WORK ITEM: Read through the lines below and copy the ones holding the string "from".

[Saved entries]
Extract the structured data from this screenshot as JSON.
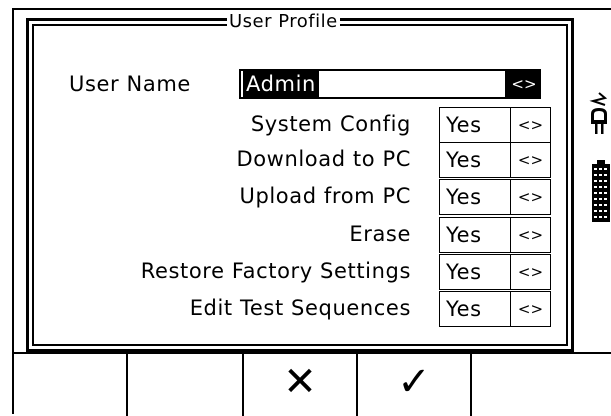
{
  "dialog": {
    "title": "User Profile",
    "username_label": "User Name",
    "username_value": "Admin",
    "username_arrow": "<>"
  },
  "rows": [
    {
      "label": "System Config",
      "value": "Yes",
      "arrow": "<>"
    },
    {
      "label": "Download to PC",
      "value": "Yes",
      "arrow": "<>"
    },
    {
      "label": "Upload from PC",
      "value": "Yes",
      "arrow": "<>"
    },
    {
      "label": "Erase",
      "value": "Yes",
      "arrow": "<>"
    },
    {
      "label": "Restore Factory Settings",
      "value": "Yes",
      "arrow": "<>"
    },
    {
      "label": "Edit Test Sequences",
      "value": "Yes",
      "arrow": "<>"
    }
  ],
  "softkeys": {
    "cancel_glyph": "✕",
    "confirm_glyph": "✓"
  },
  "icons": [
    "plug-icon",
    "battery-icon",
    "cancel-icon",
    "check-icon"
  ]
}
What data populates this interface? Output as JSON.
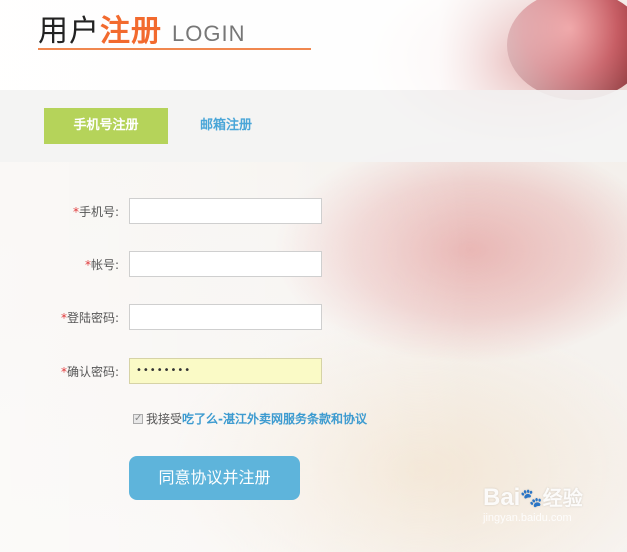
{
  "header": {
    "title_part1": "用户",
    "title_part2": "注册",
    "title_part3": "LOGIN"
  },
  "tabs": [
    {
      "label": "手机号注册",
      "active": true
    },
    {
      "label": "邮箱注册",
      "active": false
    }
  ],
  "form": {
    "phone": {
      "required_mark": "*",
      "label": "手机号:",
      "value": ""
    },
    "account": {
      "required_mark": "*",
      "label": "帐号:",
      "value": ""
    },
    "password": {
      "required_mark": "*",
      "label": "登陆密码:",
      "value": ""
    },
    "confirm": {
      "required_mark": "*",
      "label": "确认密码:",
      "value": "••••••••"
    }
  },
  "agreement": {
    "checked": true,
    "prefix": "我接受",
    "link": "吃了么-湛江外卖网服务条款和协议"
  },
  "submit_label": "同意协议并注册",
  "watermark": {
    "brand": "Bai",
    "brand2": "经验",
    "url": "jingyan.baidu.com"
  },
  "colors": {
    "accent_orange": "#f26a2e",
    "tab_active": "#b5d35a",
    "link_blue": "#3d9bd0",
    "button_blue": "#5eb4db",
    "required_red": "#e0393b"
  }
}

EXERCISE RESPONSE:
Extract the structured data from this screenshot as JSON.
      "label": "Upload from PC",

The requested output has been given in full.